We all love spending time with likeminded people, don’t we? So, when a keen diver from Newquay contacts me to request a guided rockpooling tour, I can’t resist. Unusually for a bank holiday weekend, the sun pushes the clouds away and leaves behind a perfect, calm shore ready for us to explore.
We’ve barely known each other a minute before we’re enthusing about the joys of going slowly and taking the time to look for underwater life. We discover our shared love of nudibranchs (sea slugs – read on, they’re lovely, really!). I assure my new friend that we’ll find plenty of wildlife, including some species few divers ever see, and all with minimum kit, no buoyancy control and a limitless supply of air.
Despite being familiar with edible crabs and velvet swimming crabs from diving, there are several species of intertidal crabs that are new to my guest.
We find plenty of broad clawed porcelain crabs and long clawed porcelain crabs clinging to the underside of the rocks. A quick leg count shows that these are not ‘true crabs’, which have ten legs, but a different group with just eight legs.
Another new group are the Xanthos crabs. Hannafore beach has strong populations of Xantho incisus and Xantho pillipes crabs, which have furrowed, knobbly edged shells and chunky claws.
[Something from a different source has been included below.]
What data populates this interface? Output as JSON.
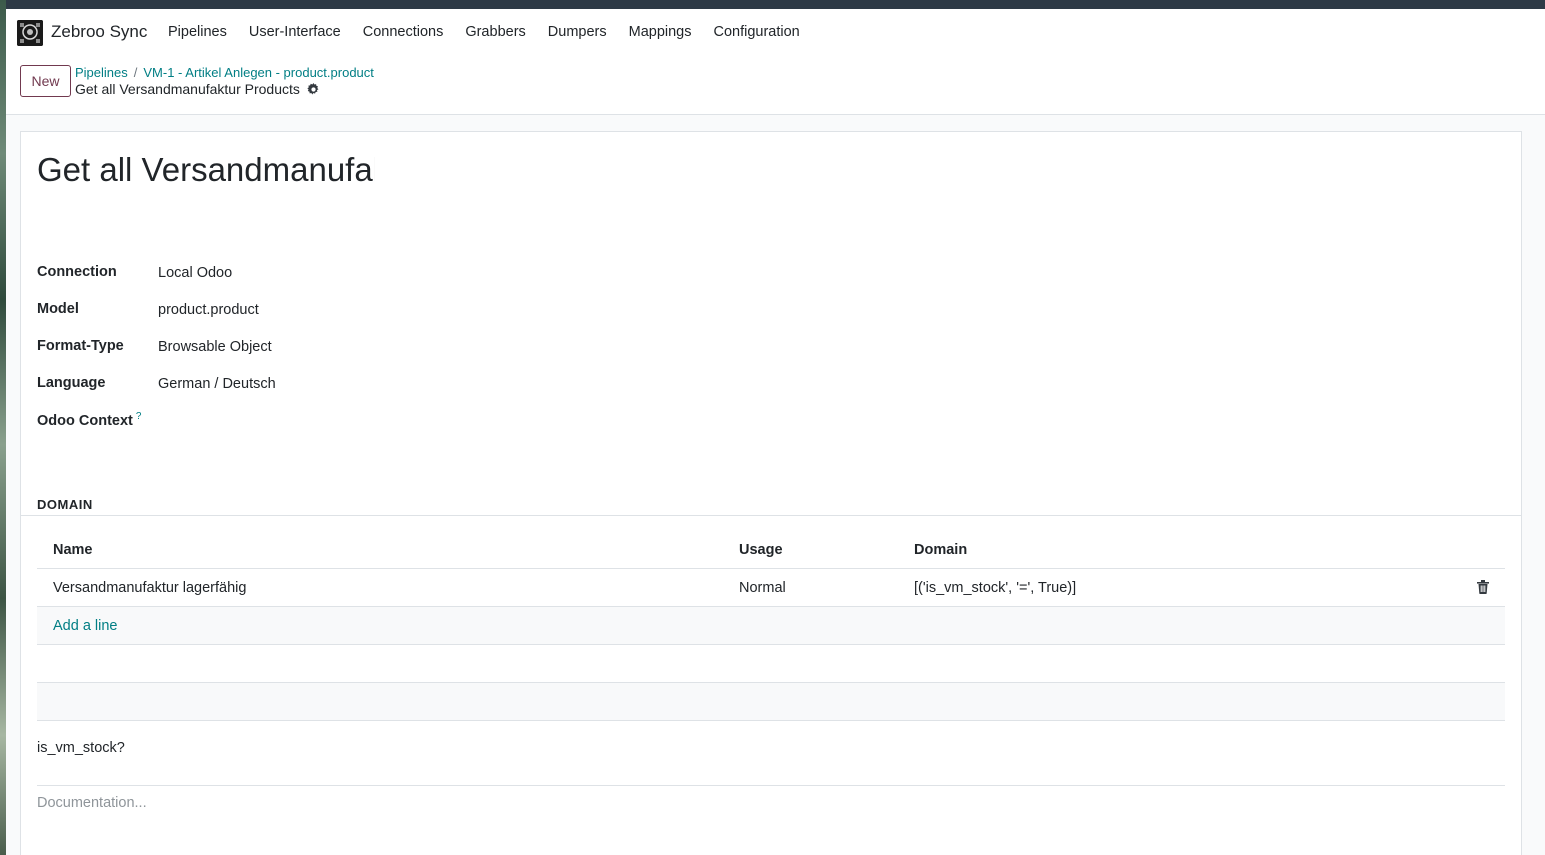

Pillipes means hairy feet (or something like that) and the thick fringe of hair on the rear pair of legs is the main distinguishing feature.
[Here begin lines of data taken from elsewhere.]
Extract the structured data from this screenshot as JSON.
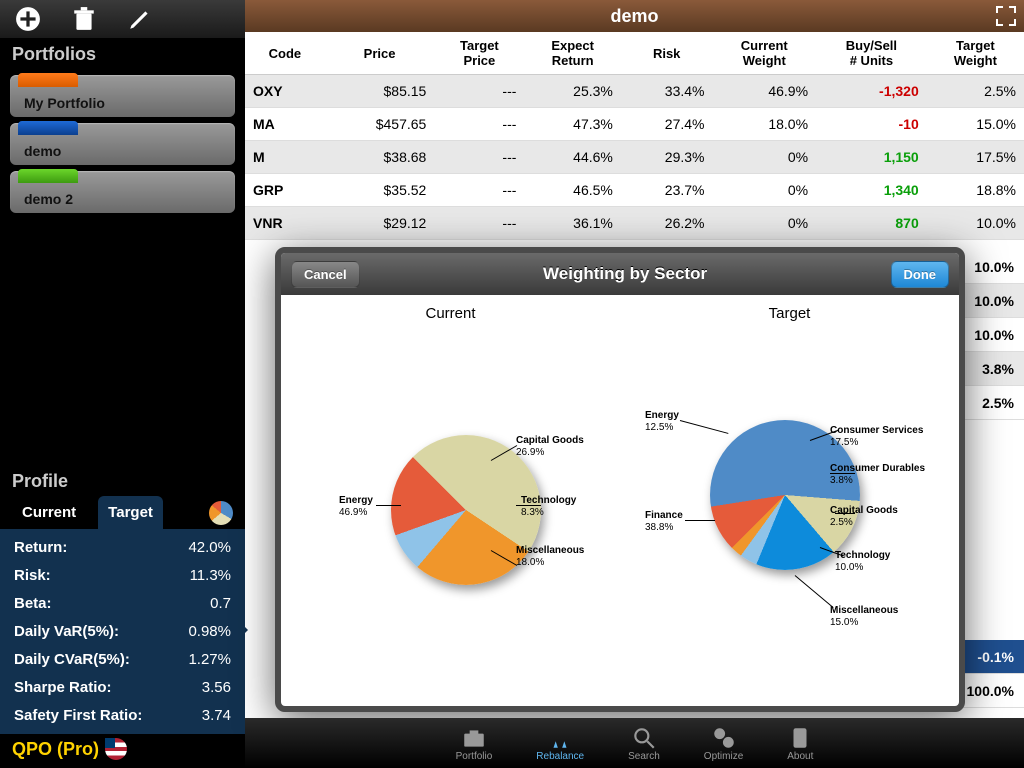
{
  "sidebar": {
    "section_label": "Portfolios",
    "portfolios": [
      {
        "name": "My Portfolio"
      },
      {
        "name": "demo"
      },
      {
        "name": "demo 2"
      }
    ],
    "profile_label": "Profile",
    "tabs": {
      "current": "Current",
      "target": "Target"
    },
    "metrics": [
      {
        "k": "Return:",
        "v": "42.0%"
      },
      {
        "k": "Risk:",
        "v": "11.3%"
      },
      {
        "k": "Beta:",
        "v": "0.7"
      },
      {
        "k": "Daily VaR(5%):",
        "v": "0.98%"
      },
      {
        "k": "Daily CVaR(5%):",
        "v": "1.27%"
      },
      {
        "k": "Sharpe Ratio:",
        "v": "3.56"
      },
      {
        "k": "Safety First Ratio:",
        "v": "3.74"
      }
    ],
    "brand": "QPO (Pro)"
  },
  "header": {
    "title": "demo"
  },
  "columns": [
    "Code",
    "Price",
    "Target Price",
    "Expect Return",
    "Risk",
    "Current Weight",
    "Buy/Sell # Units",
    "Target Weight"
  ],
  "rows": [
    {
      "code": "OXY",
      "price": "$85.15",
      "tp": "---",
      "er": "25.3%",
      "risk": "33.4%",
      "cw": "46.9%",
      "bs": "-1,320",
      "bs_sign": "neg",
      "tw": "2.5%"
    },
    {
      "code": "MA",
      "price": "$457.65",
      "tp": "---",
      "er": "47.3%",
      "risk": "27.4%",
      "cw": "18.0%",
      "bs": "-10",
      "bs_sign": "neg",
      "tw": "15.0%"
    },
    {
      "code": "M",
      "price": "$38.68",
      "tp": "---",
      "er": "44.6%",
      "risk": "29.3%",
      "cw": "0%",
      "bs": "1,150",
      "bs_sign": "pos",
      "tw": "17.5%"
    },
    {
      "code": "GRP",
      "price": "$35.52",
      "tp": "---",
      "er": "46.5%",
      "risk": "23.7%",
      "cw": "0%",
      "bs": "1,340",
      "bs_sign": "pos",
      "tw": "18.8%"
    },
    {
      "code": "VNR",
      "price": "$29.12",
      "tp": "---",
      "er": "36.1%",
      "risk": "26.2%",
      "cw": "0%",
      "bs": "870",
      "bs_sign": "pos",
      "tw": "10.0%"
    }
  ],
  "tail_weights": [
    "10.0%",
    "10.0%",
    "10.0%",
    "3.8%",
    "2.5%"
  ],
  "summary": {
    "delta": "-0.1%",
    "total": "100.0%"
  },
  "modal": {
    "cancel": "Cancel",
    "done": "Done",
    "title": "Weighting by Sector",
    "current_label": "Current",
    "target_label": "Target"
  },
  "chart_data": [
    {
      "type": "pie",
      "title": "Current",
      "series": [
        {
          "name": "Energy",
          "value": 46.9,
          "color": "#d9d6a4"
        },
        {
          "name": "Capital Goods",
          "value": 26.9,
          "color": "#f0962b"
        },
        {
          "name": "Technology",
          "value": 8.3,
          "color": "#8fc3e8"
        },
        {
          "name": "Miscellaneous",
          "value": 18.0,
          "color": "#e55b3a"
        }
      ]
    },
    {
      "type": "pie",
      "title": "Target",
      "series": [
        {
          "name": "Finance",
          "value": 38.8,
          "color": "#4f8bc7"
        },
        {
          "name": "Energy",
          "value": 12.5,
          "color": "#d9d6a4"
        },
        {
          "name": "Consumer Services",
          "value": 17.5,
          "color": "#0d8bdb"
        },
        {
          "name": "Consumer Durables",
          "value": 3.8,
          "color": "#8fc3e8"
        },
        {
          "name": "Capital Goods",
          "value": 2.5,
          "color": "#f0962b"
        },
        {
          "name": "Technology",
          "value": 10.0,
          "color": "#e55b3a"
        },
        {
          "name": "Miscellaneous",
          "value": 15.0,
          "color": "#4f8bc7"
        }
      ]
    }
  ],
  "tabs": {
    "portfolio": "Portfolio",
    "rebalance": "Rebalance",
    "search": "Search",
    "optimize": "Optimize",
    "about": "About"
  }
}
In case anyone’s frowning at my Latin, I’ve just noticed Xantho incisus has been re-named Lothozozymus incisus and I know it was also re-named Xantho hydrophillus at some stage, but it’s just too confusing to try to keep up.
We also find the hairy crab, Pilumnus hirtellus, easily distinguished as it is hairy all over and has one claw noticeably larger than the other.
Our top find of the day is a new species for me and rather a lovely one. I spot it as a squirming speck on a rock we’ve just lifted. At first I think it’s just another amphipod, but something about it looks different so we put it in a tray with some water and watch it unfurl.
It’s a sea slug with antennae (rhinophores) that look like a stack of dinner plates and long waving cerrata along its back that are streaked with red and spotted with white. The two front (oral) tentacles are so long and curving they remind me of a handlebar moustache.
This is a Facelina annulicornis sea slug. Sea slugs are far more varied than our land slugs and come in a vast array of colours and shapes, which often help them blend in with the prey they feed on.
Another highlight is this sea spider (Nymphon gracile), which I spot moving among some weed as I go to replace a crab. These animals have always fascinated me. They seem too delicate to survive in the waves and current, apparently struggling to walk, let alone swim with their spindly legs.
The time zips past as we move from one find to the next. There are daisy anemones everywhere among the gravelly sand once we get our eye in.
Behind a loose rock we find shore urchins and brittle stars. My other half and Cornish Rock Pools junior bring us a bucket full of their finds including some huge common prawns and a rockling, easily identified by its five chin barbels.
As the tide begins to flow around our shins we see the seaweed ruffled by two large fish moving in the shallows. It takes us a good few minutes of failed attempts before we scoop one up in a bucket in which it barely fits. We keep it just long enough to confirm it’s a shore rockling, a larger species of rockling with just three chin barbels. We release it next to its companion and wade back to shore.
I have a rockpooling convert on my hands. We’re already planning another trip to look for stalked jellyfish and seagrass. On the shore the air doesn’t run out, but the tide still puts a time limit on our explorations. If it didn’t, I suspect we’d stay all day.